Data from: Do grazing intensity and herbivore type affect soil health? Insights from a semi-arid productivity gradient
Eldridge, David J. et al. (2017), Data from: Do grazing intensity and herbivore type affect soil health? Insights from a semi-arid productivity gradient, Dryad, Dataset, https://doi.org/10.5061/dryad.k3p8n

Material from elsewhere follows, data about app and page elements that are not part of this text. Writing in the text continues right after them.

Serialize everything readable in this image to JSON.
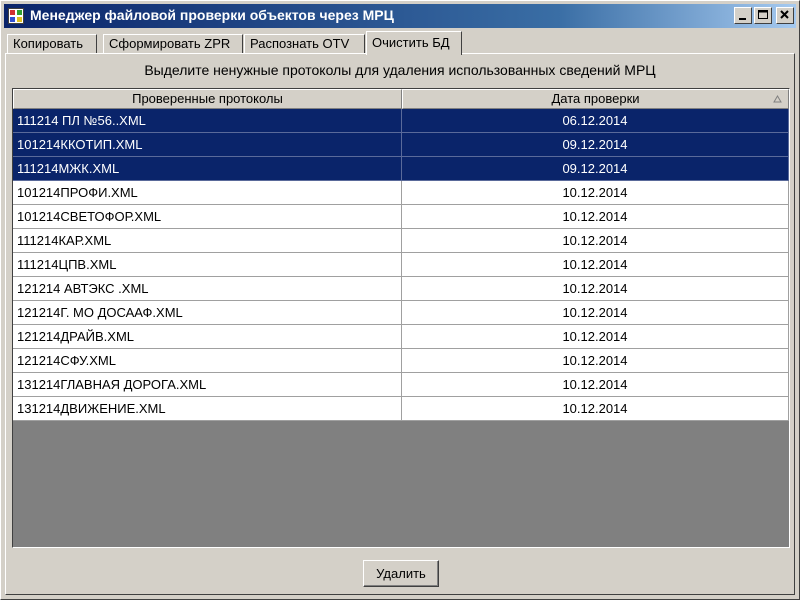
{
  "window": {
    "title": "Менеджер файловой проверки объектов через МРЦ",
    "icon": "app-window-icon",
    "controls": [
      "minimize-icon",
      "maximize-icon",
      "close-icon"
    ]
  },
  "tabs": [
    {
      "label": "Копировать",
      "active": false
    },
    {
      "label": "Сформировать ZPR",
      "active": false
    },
    {
      "label": "Распознать OTV",
      "active": false
    },
    {
      "label": "Очистить БД",
      "active": true
    }
  ],
  "main": {
    "instruction": "Выделите ненужные протоколы для удаления использованных сведений МРЦ",
    "grid": {
      "columns": [
        "Проверенные протоколы",
        "Дата проверки"
      ],
      "sort_icon": "sort-ascending-icon",
      "rows": [
        {
          "name": "111214 ПЛ №56..XML",
          "date": "06.12.2014",
          "selected": true
        },
        {
          "name": "101214ККОТИП.XML",
          "date": "09.12.2014",
          "selected": true
        },
        {
          "name": "111214МЖК.XML",
          "date": "09.12.2014",
          "selected": true
        },
        {
          "name": "101214ПРОФИ.XML",
          "date": "10.12.2014",
          "selected": false
        },
        {
          "name": "101214СВЕТОФОР.XML",
          "date": "10.12.2014",
          "selected": false
        },
        {
          "name": "111214КАР.XML",
          "date": "10.12.2014",
          "selected": false
        },
        {
          "name": "111214ЦПВ.XML",
          "date": "10.12.2014",
          "selected": false
        },
        {
          "name": "121214 АВТЭКС .XML",
          "date": "10.12.2014",
          "selected": false
        },
        {
          "name": "121214Г. МО ДОСААФ.XML",
          "date": "10.12.2014",
          "selected": false
        },
        {
          "name": "121214ДРАЙВ.XML",
          "date": "10.12.2014",
          "selected": false
        },
        {
          "name": "121214СФУ.XML",
          "date": "10.12.2014",
          "selected": false
        },
        {
          "name": "131214ГЛАВНАЯ ДОРОГА.XML",
          "date": "10.12.2014",
          "selected": false
        },
        {
          "name": "131214ДВИЖЕНИЕ.XML",
          "date": "10.12.2014",
          "selected": false
        }
      ]
    },
    "delete_label": "Удалить"
  },
  "colors": {
    "face": "#d4d0c8",
    "titlebar": "#0a246a",
    "selection": "#0a246a",
    "grid_background": "#808080"
  }
}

Grazing is one of the most widespread forms of intensive management on Earth and is linked to reductions in soil health. However, little is known about the relative influence of herbivore type, herbivore intensity and site productivity on soil health. This lack of knowledge reduces our capacity to manage landscapes where grazing is a major land use. We used structural equation modelling to assess the effects of recent (cattle, sheep, goats, kangaroos and rabbit dung) and historic (cattle, sheep/goat livestock tracks) herbivore activity on soil health at 451 sites across 0·5 M km2 of eastern Australia. We assessed the direct and indirect effects of increasing herbivore intensity, using dung and livestock tracks, on 15 morphological, physical and chemical attributes that are indicative of soil health, and we used these attributes to derive three indices representing the capacity of the soil to maintain its structural integrity (stability), cycle nutrients (nutrients) and maintain water flow (infiltration). Grazing had negative effects on the three soil health indices, but these effects varied with productivity. Grazing intensity was associated with strong reductions in the stability and nutrient indices under low productivity, but these effects diminished with increasing productivity. Herbivore effects on individual attributes varied in relation to productivity level and were strongly herbivore specific, with most due to cattle grazing, and to a lesser extent, sheep, goats and rabbits. Few effects due to kangaroos or historic grazing by livestock were observed. Synthesis and applications. Our study shows that livestock and rabbits degrade soil health through grazing, and its effects are strongest under low or moderate productivity; however, kangaroo effects are benign. Our findings support calls for resource management agencies to consider site productivity, as well as herbivore type and intensity, when developing strategies to manage grazing by livestock, and feral and native herbivores.